WHAT YOU HAVE TO DO: For every line below, restate it exactly and drop the images.

INFORMATION:
= Beginning of Section =

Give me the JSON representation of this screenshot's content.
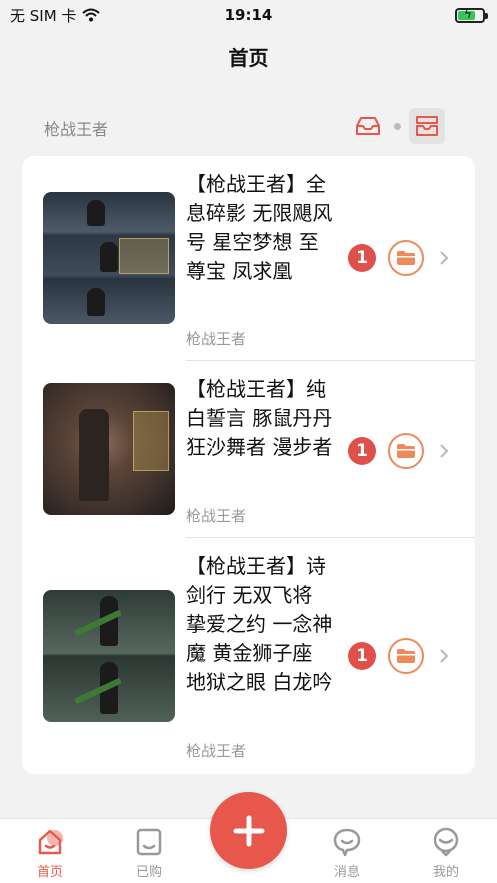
{
  "status_bar": {
    "carrier": "无 SIM 卡",
    "time": "19:14"
  },
  "nav": {
    "title": "首页"
  },
  "section": {
    "title": "枪战王者"
  },
  "items": [
    {
      "title": "【枪战王者】全息碎影 无限飓风号 星空梦想 至尊宝 凤求凰",
      "subtitle": "枪战王者",
      "badge": "1"
    },
    {
      "title": "【枪战王者】纯白誓言 豚鼠丹丹 狂沙舞者 漫步者",
      "subtitle": "枪战王者",
      "badge": "1"
    },
    {
      "title": "【枪战王者】诗剑行 无双飞将 挚爱之约 一念神魔 黄金狮子座 地狱之眼 白龙吟",
      "subtitle": "枪战王者",
      "badge": "1"
    }
  ],
  "tabs": [
    {
      "label": "首页",
      "icon": "home-icon",
      "active": true
    },
    {
      "label": "已购",
      "icon": "bag-icon",
      "active": false
    },
    {
      "label": "消息",
      "icon": "chat-icon",
      "active": false
    },
    {
      "label": "我的",
      "icon": "profile-icon",
      "active": false
    }
  ],
  "colors": {
    "accent": "#e8574b",
    "folder": "#ee8a5a",
    "badge": "#e0504a",
    "battery": "#35c759"
  }
}
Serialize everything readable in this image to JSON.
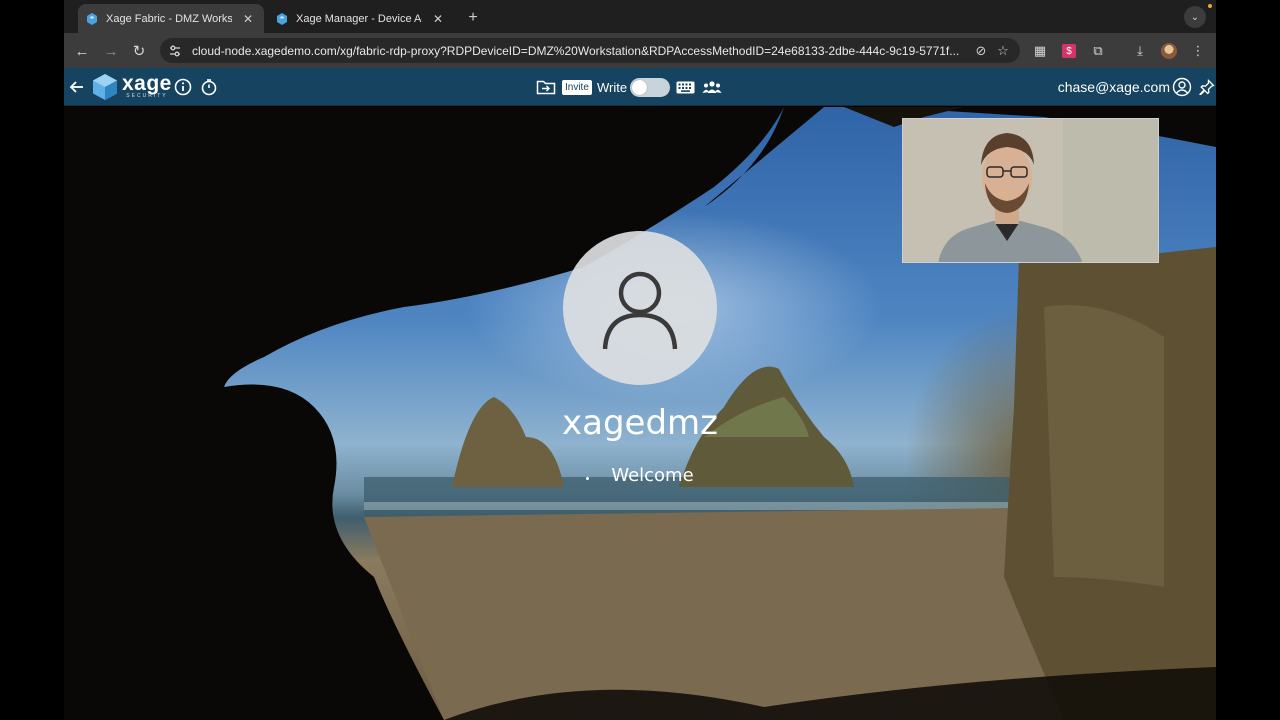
{
  "browser": {
    "tabs": [
      {
        "title": "Xage Fabric - DMZ Workstation",
        "active": true
      },
      {
        "title": "Xage Manager - Device Access",
        "active": false
      }
    ],
    "new_tab_label": "+",
    "url": "cloud-node.xagedemo.com/xg/fabric-rdp-proxy?RDPDeviceID=DMZ%20Workstation&RDPAccessMethodID=24e68133-2dbe-444c-9c19-5771f..."
  },
  "app_header": {
    "logo_text": "xage",
    "logo_subtext": "SECURITY",
    "invite_label": "Invite",
    "write_label": "Write",
    "write_enabled": false,
    "user_email": "chase@xage.com"
  },
  "remote_desktop": {
    "user_name": "xagedmz",
    "status_text": "Welcome"
  },
  "colors": {
    "app_header_bg": "#154360",
    "browser_chrome": "#3c3c3c",
    "tab_strip": "#1f1f1f",
    "xage_blue": "#4aa3df"
  }
}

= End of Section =

EXERCISE ANSWER:
Give me the JSON representation of this screenshot's content.
{
  "status_bar": {
    "carrier": "无 SIM 卡",
    "time": "19:14"
  },
  "nav": {
    "title": "首页"
  },
  "section": {
    "title": "枪战王者"
  },
  "items": [
    {
      "title": "【枪战王者】全息碎影 无限飓风号 星空梦想 至尊宝 凤求凰",
      "subtitle": "枪战王者",
      "badge": "1"
    },
    {
      "title": "【枪战王者】纯白誓言 豚鼠丹丹 狂沙舞者 漫步者",
      "subtitle": "枪战王者",
      "badge": "1"
    },
    {
      "title": "【枪战王者】诗剑行 无双飞将 挚爱之约 一念神魔 黄金狮子座 地狱之眼 白龙吟",
      "subtitle": "枪战王者",
      "badge": "1"
    }
  ],
  "tabs": [
    {
      "label": "首页",
      "icon": "home-icon",
      "active": true
    },
    {
      "label": "已购",
      "icon": "bag-icon",
      "active": false
    },
    {
      "label": "消息",
      "icon": "chat-icon",
      "active": false
    },
    {
      "label": "我的",
      "icon": "profile-icon",
      "active": false
    }
  ],
  "colors": {
    "accent": "#e8574b",
    "folder": "#ee8a5a",
    "badge": "#e0504a",
    "battery": "#35c759"
  }
}
Serialize everything readable in this image to JSON.
{
  "browser": {
    "tabs": [
      {
        "title": "Xage Fabric - DMZ Workstation",
        "active": true
      },
      {
        "title": "Xage Manager - Device Access",
        "active": false
      }
    ],
    "new_tab_label": "+",
    "url": "cloud-node.xagedemo.com/xg/fabric-rdp-proxy?RDPDeviceID=DMZ%20Workstation&RDPAccessMethodID=24e68133-2dbe-444c-9c19-5771f..."
  },
  "app_header": {
    "logo_text": "xage",
    "logo_subtext": "SECURITY",
    "invite_label": "Invite",
    "write_label": "Write",
    "write_enabled": false,
    "user_email": "chase@xage.com"
  },
  "remote_desktop": {
    "user_name": "xagedmz",
    "status_text": "Welcome"
  },
  "colors": {
    "app_header_bg": "#154360",
    "browser_chrome": "#3c3c3c",
    "tab_strip": "#1f1f1f",
    "xage_blue": "#4aa3df"
  }
}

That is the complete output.